The letter asks for £30m from the Government to support a five-year recovery plan. This comprises a £10m stabilisation fund with rapid response grants, £10m sector support fund for vital community hubs and organisations, £6m for addressing inequalities and £4m to support local action and social cohesion.

Sue Turner, the chief executive of Quartet Community Foundation, says: “It’s amazing that 80 per cent of local charities kept going through the crisis but many of them are now running out of money.

“They responded when our country urgently needed them to coordinate volunteers, deliver emergency supplies and support people in financial trouble throughout lockdown.

“The demand for their services is still enormous. They’re now needed in the first phase of recovery to support those affected by bereavement, mental health issues, domestic abuse and food poverty.  But their income from fundraising and trading has been slashed.

“If charities don’t get financial support now they won’t be here to help our most disadvantaged people through the tough days ahead. This would be dire for the people who rely on them.

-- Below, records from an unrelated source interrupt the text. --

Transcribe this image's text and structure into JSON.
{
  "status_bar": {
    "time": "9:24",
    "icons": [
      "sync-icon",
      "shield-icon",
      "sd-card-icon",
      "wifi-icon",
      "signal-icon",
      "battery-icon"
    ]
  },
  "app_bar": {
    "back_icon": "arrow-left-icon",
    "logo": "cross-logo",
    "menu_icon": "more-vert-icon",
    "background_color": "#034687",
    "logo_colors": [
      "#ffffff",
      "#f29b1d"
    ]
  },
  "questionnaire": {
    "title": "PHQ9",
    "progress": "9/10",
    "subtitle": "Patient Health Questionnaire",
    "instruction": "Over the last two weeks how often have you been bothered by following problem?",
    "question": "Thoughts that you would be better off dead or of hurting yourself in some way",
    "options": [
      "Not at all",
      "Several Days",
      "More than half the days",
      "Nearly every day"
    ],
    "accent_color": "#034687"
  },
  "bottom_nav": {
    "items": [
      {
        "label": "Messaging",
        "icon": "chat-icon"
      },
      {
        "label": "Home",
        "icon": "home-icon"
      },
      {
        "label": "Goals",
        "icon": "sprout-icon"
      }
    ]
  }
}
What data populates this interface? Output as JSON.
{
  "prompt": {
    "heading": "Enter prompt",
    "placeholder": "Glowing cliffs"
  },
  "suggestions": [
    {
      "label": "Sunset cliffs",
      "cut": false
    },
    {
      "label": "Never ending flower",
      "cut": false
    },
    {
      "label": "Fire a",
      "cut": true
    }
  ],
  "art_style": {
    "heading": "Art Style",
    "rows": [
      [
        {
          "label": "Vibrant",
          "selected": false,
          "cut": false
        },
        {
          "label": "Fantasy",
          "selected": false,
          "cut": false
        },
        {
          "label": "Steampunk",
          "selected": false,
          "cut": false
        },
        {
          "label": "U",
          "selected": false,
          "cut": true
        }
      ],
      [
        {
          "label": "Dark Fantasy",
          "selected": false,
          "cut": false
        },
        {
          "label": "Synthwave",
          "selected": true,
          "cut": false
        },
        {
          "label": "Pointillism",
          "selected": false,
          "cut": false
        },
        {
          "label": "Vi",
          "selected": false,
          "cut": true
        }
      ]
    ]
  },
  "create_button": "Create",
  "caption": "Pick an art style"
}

“Leaders from all parts of the West of England are calling on the Government to back the four-point plan to stabilise the charity sector and put extra support into the communities that need it most.

“It will cost £30m to carry out this plan over the next five years.  We’ve raised over £1.4m for coronavirus response and there’s a further £1.8m already identified for recovery phase work. We know the generosity of people here will raise yet more but we’re asking the Government to do their bit too.”

James Durie, the chief executive of Bristol Chamber of Commerce and Initiative at Business West, added his support, saying help for the third sector is “essential at this time of great national challenge”.

*The report by The Care Forum highlighted in this article is forthcoming*